With the Senate poised to finally grapple with patients' bill of rights legislation today, President Bush on Wednesday urged the Democrat-controlled chamber to send him a bill he could sign this year.
"This issue is reaching an hour of decision, and before this year is out, I want to sign into law a patients' bill of rights," Bush said in a speech.
Bush reiterated his concern that the bill backed by Democratic leaders goes too far in encouraging costly litigation against health insurers.
But on Capitol Hill, Senate Majority Leader Tom Daschle (D-S.D.) said he believes that Bush's remarks signal potential progress.
"Obviously, many of the principles the president articulated today are exactly the principles incorporated in this legislation," Daschle said. "There is a lot of common ground here, and I think by restating his principles, we are again restating our belief that that common ground can produce a good result."
In another sign of possible movement toward compromise, House Republicans are expected to unveil a bill soon that in certain circumstances would allow patients to file suits against HMOs in state courts. Allowing such suits in state courts--rather than limiting them to federal courts, where damage awards would be capped--is a key point of contention in the debate.
House leadership aides stress that the GOP bill would allow state court suits only in cases in which HMOs have failed to abide by rulings of independent review panels. But in creating such an opening, House Republicans are moving away from a Senate GOP bill endorsed by Bush that would not allow any suits against HMOs in state courts.
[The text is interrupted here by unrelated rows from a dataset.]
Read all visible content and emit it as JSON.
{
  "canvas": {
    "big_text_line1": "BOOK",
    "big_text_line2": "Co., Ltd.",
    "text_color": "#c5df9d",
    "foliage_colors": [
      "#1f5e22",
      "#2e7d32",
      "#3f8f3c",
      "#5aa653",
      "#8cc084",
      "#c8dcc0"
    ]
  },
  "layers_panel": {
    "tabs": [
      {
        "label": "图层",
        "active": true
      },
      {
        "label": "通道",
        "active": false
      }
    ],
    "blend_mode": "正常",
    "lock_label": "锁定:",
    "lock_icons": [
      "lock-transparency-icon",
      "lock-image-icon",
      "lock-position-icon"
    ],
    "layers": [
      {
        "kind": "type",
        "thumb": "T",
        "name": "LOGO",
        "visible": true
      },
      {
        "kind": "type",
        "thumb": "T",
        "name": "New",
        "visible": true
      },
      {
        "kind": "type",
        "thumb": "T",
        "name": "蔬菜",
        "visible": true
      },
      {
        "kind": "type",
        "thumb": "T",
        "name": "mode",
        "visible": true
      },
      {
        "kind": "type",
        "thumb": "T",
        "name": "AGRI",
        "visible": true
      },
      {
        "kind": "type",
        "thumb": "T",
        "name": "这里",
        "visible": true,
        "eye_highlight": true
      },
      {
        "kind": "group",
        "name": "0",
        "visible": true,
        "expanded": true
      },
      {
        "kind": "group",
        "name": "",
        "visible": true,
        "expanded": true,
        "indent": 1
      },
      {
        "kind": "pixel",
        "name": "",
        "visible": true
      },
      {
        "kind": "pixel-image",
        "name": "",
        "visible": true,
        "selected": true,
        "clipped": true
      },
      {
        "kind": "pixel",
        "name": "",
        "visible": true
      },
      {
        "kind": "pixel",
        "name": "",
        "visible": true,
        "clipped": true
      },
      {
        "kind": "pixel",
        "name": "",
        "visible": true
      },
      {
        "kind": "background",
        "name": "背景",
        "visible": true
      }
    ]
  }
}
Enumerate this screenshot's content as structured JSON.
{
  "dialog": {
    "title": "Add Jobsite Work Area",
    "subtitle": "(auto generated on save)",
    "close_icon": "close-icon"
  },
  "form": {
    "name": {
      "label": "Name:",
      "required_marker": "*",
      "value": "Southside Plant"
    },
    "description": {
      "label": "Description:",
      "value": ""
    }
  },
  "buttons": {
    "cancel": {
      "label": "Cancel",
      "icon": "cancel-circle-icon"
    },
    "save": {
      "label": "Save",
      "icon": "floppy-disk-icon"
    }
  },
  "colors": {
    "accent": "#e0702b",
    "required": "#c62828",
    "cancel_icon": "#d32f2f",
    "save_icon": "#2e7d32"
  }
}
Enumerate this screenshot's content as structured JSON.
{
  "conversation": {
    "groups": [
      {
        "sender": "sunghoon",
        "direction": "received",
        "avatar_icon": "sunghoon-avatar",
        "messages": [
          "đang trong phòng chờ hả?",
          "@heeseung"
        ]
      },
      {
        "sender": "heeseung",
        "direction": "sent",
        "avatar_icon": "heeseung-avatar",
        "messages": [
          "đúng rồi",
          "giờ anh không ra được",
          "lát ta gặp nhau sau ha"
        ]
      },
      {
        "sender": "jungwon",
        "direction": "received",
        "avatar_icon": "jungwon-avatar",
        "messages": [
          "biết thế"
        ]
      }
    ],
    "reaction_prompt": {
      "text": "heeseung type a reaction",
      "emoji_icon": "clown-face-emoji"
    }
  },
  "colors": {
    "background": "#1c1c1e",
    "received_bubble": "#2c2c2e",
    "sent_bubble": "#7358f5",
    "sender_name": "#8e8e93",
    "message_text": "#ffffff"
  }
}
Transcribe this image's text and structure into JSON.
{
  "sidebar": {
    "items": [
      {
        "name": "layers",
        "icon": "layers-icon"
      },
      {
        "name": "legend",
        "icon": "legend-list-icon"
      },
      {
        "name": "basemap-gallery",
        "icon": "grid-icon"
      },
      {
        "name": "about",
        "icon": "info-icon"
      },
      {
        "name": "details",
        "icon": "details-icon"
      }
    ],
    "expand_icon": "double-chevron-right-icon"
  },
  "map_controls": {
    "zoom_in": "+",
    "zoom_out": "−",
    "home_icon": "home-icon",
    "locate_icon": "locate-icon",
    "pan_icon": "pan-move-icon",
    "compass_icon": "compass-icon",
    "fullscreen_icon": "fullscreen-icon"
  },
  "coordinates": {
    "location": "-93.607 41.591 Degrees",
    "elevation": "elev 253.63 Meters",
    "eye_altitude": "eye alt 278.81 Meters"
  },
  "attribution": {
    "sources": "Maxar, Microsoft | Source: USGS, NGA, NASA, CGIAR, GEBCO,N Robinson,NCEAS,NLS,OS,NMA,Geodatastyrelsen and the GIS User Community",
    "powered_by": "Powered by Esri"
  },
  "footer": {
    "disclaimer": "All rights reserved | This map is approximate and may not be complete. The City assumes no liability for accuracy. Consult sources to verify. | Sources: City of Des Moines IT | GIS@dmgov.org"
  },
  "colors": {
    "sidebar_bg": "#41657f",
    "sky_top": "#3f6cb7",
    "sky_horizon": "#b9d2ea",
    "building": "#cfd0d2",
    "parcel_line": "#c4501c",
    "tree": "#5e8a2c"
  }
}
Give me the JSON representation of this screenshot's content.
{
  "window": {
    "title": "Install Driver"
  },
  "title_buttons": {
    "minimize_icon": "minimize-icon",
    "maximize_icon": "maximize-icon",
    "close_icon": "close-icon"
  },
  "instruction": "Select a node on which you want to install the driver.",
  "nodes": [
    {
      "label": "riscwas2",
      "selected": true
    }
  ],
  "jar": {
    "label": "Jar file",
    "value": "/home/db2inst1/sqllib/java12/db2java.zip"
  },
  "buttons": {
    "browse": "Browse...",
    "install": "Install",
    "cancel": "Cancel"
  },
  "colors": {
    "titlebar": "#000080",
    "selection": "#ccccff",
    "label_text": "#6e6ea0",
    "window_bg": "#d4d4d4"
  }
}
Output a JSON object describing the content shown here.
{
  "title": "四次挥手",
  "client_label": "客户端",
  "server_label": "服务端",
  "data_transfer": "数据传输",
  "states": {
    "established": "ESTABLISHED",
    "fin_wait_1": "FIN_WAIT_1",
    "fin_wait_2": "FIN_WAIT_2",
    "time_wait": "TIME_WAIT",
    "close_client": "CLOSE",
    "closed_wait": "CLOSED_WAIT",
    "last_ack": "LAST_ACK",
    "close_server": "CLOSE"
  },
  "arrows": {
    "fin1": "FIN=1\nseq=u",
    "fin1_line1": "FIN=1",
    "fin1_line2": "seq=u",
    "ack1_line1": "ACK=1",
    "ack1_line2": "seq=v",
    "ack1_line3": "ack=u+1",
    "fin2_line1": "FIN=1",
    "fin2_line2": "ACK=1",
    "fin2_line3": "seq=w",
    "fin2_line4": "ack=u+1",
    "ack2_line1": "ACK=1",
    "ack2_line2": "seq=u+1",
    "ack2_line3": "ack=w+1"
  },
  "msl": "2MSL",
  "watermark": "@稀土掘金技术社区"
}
Bush, calling patients' rights "an urgent issue," laid out the key elements that he would support--and those he would not.
He said the measure must ensure the right to emergency treatment at the nearest emergency room, the right to see a specialist and the right of a woman to see a gynecologist without going through a gatekeeper.
He added: "In any bill that receives my signature, patients will have the right to a fair and immediate review when medical care is denied. If a health care plan denies care, you should be able to appeal immediately to an independent, impartial review panel of medical doctors; and if they say you need the care, your health care plan must provide it--period."
Under such a "strong, independent review process," the president said, "most disagreements will not wind up in court."
Bush has threatened to veto the Democrat-backed Senate bill because it would allow HMOs to be sued in state courts. That provision, he has charged, would be a boon for trial lawyers while driving up health care costs.
On Wednesday, Bush praised as a "good bill" the GOP Senate alternative measure that would prohibit HMOs from being sued in state courts and would, while allowing unlimited economic damages in federal cases, cap pain-and-suffering damages at $500,000.
Bush also referred to unnamed "bad bills," which presumably included the Democrat-backed measure.
After delays caused by partisan skirmishes earlier this week, the Senate is expected to formally take up the patients' rights bill today, with votes on amendments expected to stretch through next week.
Daschle said he will push for a final vote on the measure before the Fourth of July recess. Otherwise, he said, the Senate would work through the holiday week.